3Q: 77 perecnt, 64 yards per game, 5 TDs, 1 INT, 122.0 rating

4Q: 74 percent, 49 yards per game, 4 TDs, 0 INT, 109.8 rating
Overall, Wentz’s numbers are incredible. But he’s part of the reason the Eagles have gotten into big early holes.
“I personally do not feel different (early in games),” he said Sunday night. “Some people say that you want to settle in, but I don’t feel that way. I don’t want to talk about last year, but it is something we did really well last year. It’s really hard to put your finger on why it is the way it is this year. A lot of it is just a little execution things that are a great deal. We have to get back and look and see what teams are doing to us early in the game, why are we having these slow starts, and really need to look hard in the mirror because I think tonight, that is what cost us.”
The Eagles have run 21 first-quarter drives this year with these results:
12 punts
4 turnovers
3 touchdowns
2 missed field goals
0 field goals
“We have too many weapons not to score touchdowns in the first quarter,” Zach Ertz said. “We just have to start fast. It’s not like we’re going into games and being surprised by what the defense is doing. They’re doing what they do. They’re not really doing anything out of the ordinary when we play teams. 
“Going into the game we’re very confident with what we have called. In the second half, typically we get rolling. We just have to find solutions because we have a really big game this week. There’s no other way to put it.”
Clearly, Pederson and Wentz miss Frank Reich and John DeFillippo.
By falling behind early every week, the Eagles continue giving their opponents confidence and life and momentum.
The slow starts are one of the biggest reasons the Eagles find themselves in the mess they're in today.

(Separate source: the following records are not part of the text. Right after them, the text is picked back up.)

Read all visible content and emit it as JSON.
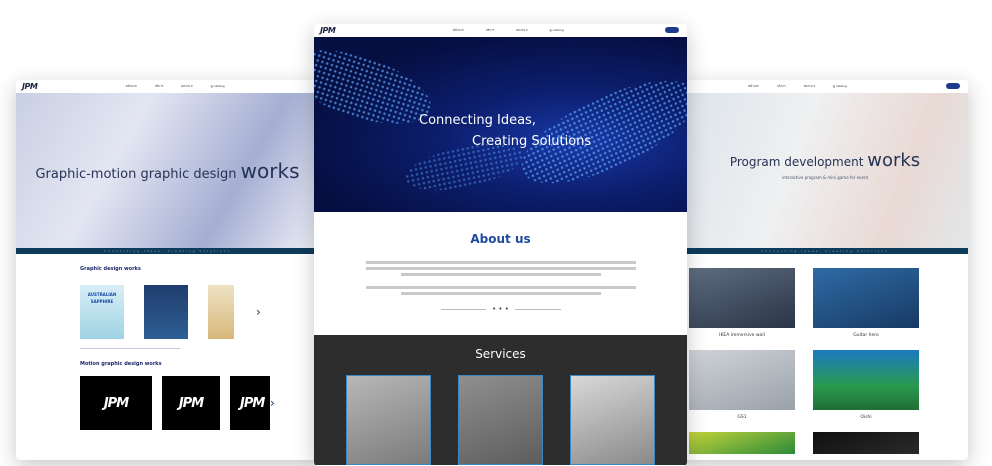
{
  "nav": {
    "logo": "JPM",
    "links": [
      "หน้าแรก",
      "บริการ",
      "ผลงาน ▾",
      "ดู catalog"
    ]
  },
  "strip": "Connecting Ideas, Creating Solutions",
  "left": {
    "hero_prefix": "Graphic-motion graphic design ",
    "hero_big": "works",
    "graphic_title": "Graphic design works",
    "thumb_line1": "AUSTRALIAN",
    "thumb_line2": "SAPPHIRE",
    "motion_title": "Motion graphic design works",
    "video_logo": "JPM",
    "arrow": "›"
  },
  "center": {
    "hero_line1": "Connecting Ideas,",
    "hero_line2": "Creating Solutions",
    "about_title": "About us",
    "about_dots": "• • •",
    "services_title": "Services"
  },
  "right": {
    "hero_prefix": "Program development ",
    "hero_big": "works",
    "hero_sub": "interactive program & mini game for event",
    "items": [
      "IKEA immersive wall",
      "Guitar hero",
      "GS1",
      "Oishi"
    ]
  },
  "colors": {
    "brand_navy": "#1f2a6b",
    "accent_blue": "#1f4aa0",
    "hero_deep_blue": "#0c1e6e",
    "services_bg": "#2d2d2d"
  }
}
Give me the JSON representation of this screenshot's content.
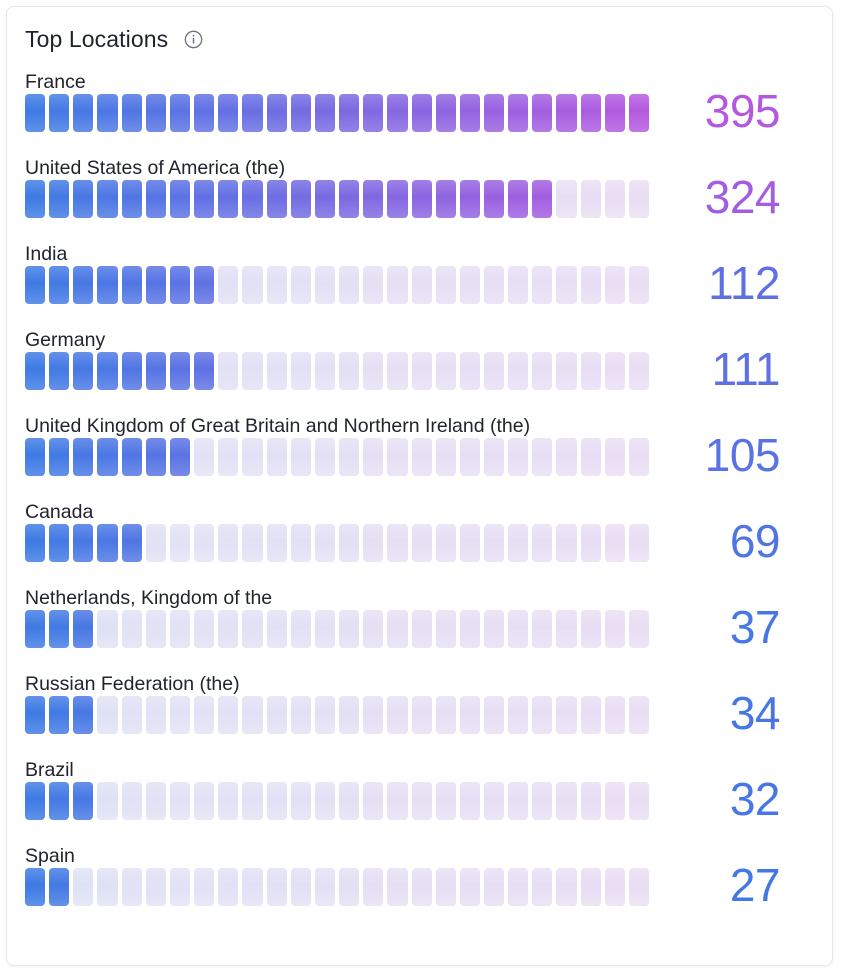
{
  "card": {
    "title": "Top Locations",
    "info_icon": "info-circle-icon"
  },
  "theme": {
    "gradient_start": "#3d7ae4",
    "gradient_end": "#b558e0",
    "track_start": "#dde2f5",
    "track_end": "#e9ddf4",
    "title_color": "#1e222b",
    "label_color": "#20242c",
    "card_border": "#e6e8ec",
    "card_background": "#ffffff"
  },
  "chart_data": {
    "type": "bar",
    "title": "Top Locations",
    "xlabel": "",
    "ylabel": "",
    "segments_total": 26,
    "max_value": 395,
    "categories": [
      "France",
      "United States of America (the)",
      "India",
      "Germany",
      "United Kingdom of Great Britain and Northern Ireland (the)",
      "Canada",
      "Netherlands, Kingdom of the",
      "Russian Federation (the)",
      "Brazil",
      "Spain"
    ],
    "values": [
      395,
      324,
      112,
      111,
      105,
      69,
      37,
      34,
      32,
      27
    ],
    "value_labels": [
      "395",
      "324",
      "112",
      "111",
      "105",
      "69",
      "37",
      "34",
      "32",
      "27"
    ],
    "filled_segments": [
      26,
      22,
      8,
      8,
      7,
      5,
      3,
      3,
      3,
      2
    ]
  }
}
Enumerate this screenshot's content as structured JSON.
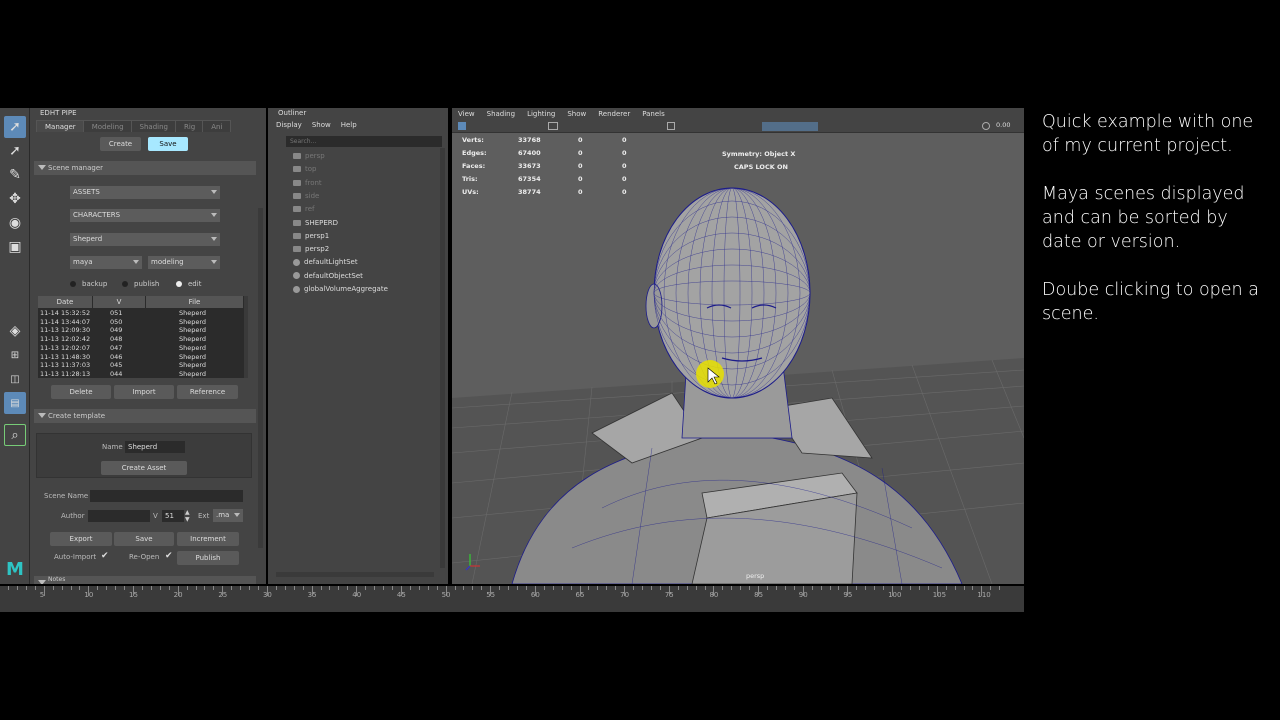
{
  "pipe": {
    "title": "EDHT PIPE",
    "tabs": [
      "Manager",
      "Modeling",
      "Shading",
      "Rig",
      "Ani"
    ],
    "create_label": "Create",
    "save_label": "Save",
    "scene_manager": {
      "section_label": "Scene manager",
      "dropdowns": [
        "ASSETS",
        "CHARACTERS",
        "Sheperd"
      ],
      "software": "maya",
      "stage": "modeling",
      "radios": [
        {
          "label": "backup",
          "selected": false
        },
        {
          "label": "publish",
          "selected": false
        },
        {
          "label": "edit",
          "selected": true
        }
      ],
      "columns": [
        "Date",
        "V",
        "File"
      ],
      "rows": [
        {
          "date": "11-14 15:32:52",
          "v": "051",
          "file": "Sheperd"
        },
        {
          "date": "11-14 13:44:07",
          "v": "050",
          "file": "Sheperd"
        },
        {
          "date": "11-13 12:09:30",
          "v": "049",
          "file": "Sheperd"
        },
        {
          "date": "11-13 12:02:42",
          "v": "048",
          "file": "Sheperd"
        },
        {
          "date": "11-13 12:02:07",
          "v": "047",
          "file": "Sheperd"
        },
        {
          "date": "11-13 11:48:30",
          "v": "046",
          "file": "Sheperd"
        },
        {
          "date": "11-13 11:37:03",
          "v": "045",
          "file": "Sheperd"
        },
        {
          "date": "11-13 11:28:13",
          "v": "044",
          "file": "Sheperd"
        }
      ],
      "delete_label": "Delete",
      "import_label": "Import",
      "reference_label": "Reference"
    },
    "template": {
      "section_label": "Create template",
      "name_label": "Name",
      "name_value": "Sheperd",
      "create_asset_label": "Create Asset"
    },
    "scene_name_label": "Scene Name",
    "scene_name_value": "",
    "author_label": "Author",
    "author_value": "",
    "v_label": "V",
    "v_value": "51",
    "ext_label": "Ext",
    "ext_value": ".ma",
    "export_label": "Export",
    "save2_label": "Save",
    "increment_label": "Increment",
    "auto_import_label": "Auto-Import",
    "auto_import_checked": "✔",
    "reopen_label": "Re-Open",
    "reopen_checked": "✔",
    "publish_label": "Publish",
    "notes_label": "Notes"
  },
  "outliner": {
    "title": "Outliner",
    "menu": [
      "Display",
      "Show",
      "Help"
    ],
    "search_placeholder": "Search...",
    "items": [
      {
        "label": "persp",
        "dim": true,
        "type": "camera"
      },
      {
        "label": "top",
        "dim": true,
        "type": "camera"
      },
      {
        "label": "front",
        "dim": true,
        "type": "camera"
      },
      {
        "label": "side",
        "dim": true,
        "type": "camera"
      },
      {
        "label": "ref",
        "dim": true,
        "type": "group"
      },
      {
        "label": "SHEPERD",
        "dim": false,
        "type": "group"
      },
      {
        "label": "persp1",
        "dim": false,
        "type": "camera"
      },
      {
        "label": "persp2",
        "dim": false,
        "type": "camera"
      },
      {
        "label": "defaultLightSet",
        "dim": false,
        "type": "set"
      },
      {
        "label": "defaultObjectSet",
        "dim": false,
        "type": "set"
      },
      {
        "label": "globalVolumeAggregate",
        "dim": false,
        "type": "set"
      }
    ]
  },
  "viewport": {
    "menu": [
      "View",
      "Shading",
      "Lighting",
      "Show",
      "Renderer",
      "Panels"
    ],
    "stats": [
      {
        "label": "Verts:",
        "count": "33768",
        "a": "0",
        "b": "0"
      },
      {
        "label": "Edges:",
        "count": "67400",
        "a": "0",
        "b": "0"
      },
      {
        "label": "Faces:",
        "count": "33673",
        "a": "0",
        "b": "0"
      },
      {
        "label": "Tris:",
        "count": "67354",
        "a": "0",
        "b": "0"
      },
      {
        "label": "UVs:",
        "count": "38774",
        "a": "0",
        "b": "0"
      }
    ],
    "symmetry": "Symmetry: Object X",
    "caps": "CAPS LOCK ON",
    "camera": "persp",
    "value_readout": "0.00"
  },
  "timeline": {
    "labels": [
      "5",
      "10",
      "15",
      "20",
      "25",
      "30",
      "35",
      "40",
      "45",
      "50",
      "55",
      "60",
      "65",
      "70",
      "75",
      "80",
      "85",
      "90",
      "95",
      "100",
      "105",
      "110"
    ]
  },
  "caption": {
    "p1": "Quick example with one of my current project.",
    "p2": "Maya scenes displayed and can be sorted by date or version.",
    "p3": "Doube clicking to open a scene."
  },
  "colors": {
    "accent": "#a7e8ff",
    "wire": "#1c1c8a",
    "cursor_highlight": "#e8e000"
  }
}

Click here to download the new MyTeams App by NBC Sports! Receive comprehensive coverage of your teams and stream the Flyers, Sixers and Phillies games easily on your device.

More on the Eagles